But I don't believe this conclusion is justified. I can think of dozens of other reasons that hardly anyone attended. For one thing, just about everything that can be said about race and race relations in America has already been said a hundred times over, so there is little left to learn. For another, dwelling on our weaknesses is never a pleasure. But most important of all, it seems to me that the problems between the races are already in the process of being solved ­ at least to the extent that they can be solved by government actions. I have no doubt that racial animosities still linger in some hearts, but it is a rare bigot who has both the courage of his convictions and the willingness to display them. To do so is to reveal oneself as totally out of step with prevailing sentiment.

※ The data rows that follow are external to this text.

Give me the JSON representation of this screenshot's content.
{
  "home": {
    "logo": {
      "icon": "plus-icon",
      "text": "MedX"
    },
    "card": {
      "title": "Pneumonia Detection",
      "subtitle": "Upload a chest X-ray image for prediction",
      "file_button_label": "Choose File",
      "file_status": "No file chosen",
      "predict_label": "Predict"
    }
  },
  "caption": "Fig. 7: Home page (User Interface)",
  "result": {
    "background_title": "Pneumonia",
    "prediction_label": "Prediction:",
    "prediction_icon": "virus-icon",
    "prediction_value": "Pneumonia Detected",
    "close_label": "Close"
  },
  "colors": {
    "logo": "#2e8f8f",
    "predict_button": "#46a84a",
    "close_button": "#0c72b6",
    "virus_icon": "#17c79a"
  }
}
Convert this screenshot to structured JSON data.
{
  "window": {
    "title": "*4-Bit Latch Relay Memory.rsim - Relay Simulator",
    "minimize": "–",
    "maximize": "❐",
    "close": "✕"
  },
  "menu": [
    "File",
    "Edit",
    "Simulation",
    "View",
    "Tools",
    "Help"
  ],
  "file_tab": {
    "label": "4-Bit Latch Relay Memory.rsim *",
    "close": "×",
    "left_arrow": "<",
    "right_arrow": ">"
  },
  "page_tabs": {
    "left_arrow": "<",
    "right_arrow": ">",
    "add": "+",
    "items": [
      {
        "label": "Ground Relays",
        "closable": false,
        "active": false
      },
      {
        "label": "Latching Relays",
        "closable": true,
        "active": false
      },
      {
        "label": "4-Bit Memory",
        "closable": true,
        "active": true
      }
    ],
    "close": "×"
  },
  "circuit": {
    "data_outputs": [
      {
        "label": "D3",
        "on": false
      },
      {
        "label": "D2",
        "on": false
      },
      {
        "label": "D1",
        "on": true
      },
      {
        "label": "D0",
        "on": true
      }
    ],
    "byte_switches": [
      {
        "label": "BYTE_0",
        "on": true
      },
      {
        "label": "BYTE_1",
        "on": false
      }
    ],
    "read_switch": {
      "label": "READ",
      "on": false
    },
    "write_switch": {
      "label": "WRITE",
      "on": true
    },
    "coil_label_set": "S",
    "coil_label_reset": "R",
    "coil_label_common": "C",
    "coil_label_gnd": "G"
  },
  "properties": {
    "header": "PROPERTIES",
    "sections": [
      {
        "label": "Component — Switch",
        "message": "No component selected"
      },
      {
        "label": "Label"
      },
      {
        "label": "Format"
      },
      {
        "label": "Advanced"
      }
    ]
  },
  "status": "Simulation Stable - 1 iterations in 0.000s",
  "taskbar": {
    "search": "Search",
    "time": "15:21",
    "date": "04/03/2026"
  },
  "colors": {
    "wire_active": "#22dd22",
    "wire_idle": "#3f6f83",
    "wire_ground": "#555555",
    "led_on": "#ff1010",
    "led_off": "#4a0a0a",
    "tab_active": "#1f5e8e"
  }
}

Moreover, trends for the future clearly indicate that racial disparities are disappearing. The Wall Street Journal has recently cited a number of figures from the Census 2000, showing the enormous economic progress made by African-Americans during the last two decades. For example, more blacks (51%) than whites (32%) reported that their economic situation had improved during the past year. Of course, one could sneer and say that that is only because blacks started from such a low base. But the Mosquito article said that African-American families earn on average 87% of the average amount earned by Euro-American families, which suggests that blacks are not very far behind.

To be sure, segregation still exists, but, according to Edward Glaeser, a demographer and economist at Harvard, there is less segregation today than there was in 1990 in all but 19 out of 291 metropolitan areas analyzed. In 1990, only about 50% of blacks over the age of 25 held a high school diploma; today that figure is 80%. In 1980, the black poverty rate was 36%; today it is 22%. In the light of conventional wisdom, these are startling statistics.

There is no doubt we have a distance to go, but we also have a right to take pride in the distance we have come. Carlisle still has only a handful of African-American families, who enrich all our lives, and, as the statistics above suggest, we will have more. For the most part, it is not racism that is holding things back, but rather a human resistance to change, typified perhaps by Carlisle's steady inability to arrange for affordable housing. Despite a series of reasonable proposals over the years, Carlisle citizens continue to vote them down. We really can do better. We need to get in step with the times.

2002 The Carlisle Mosquito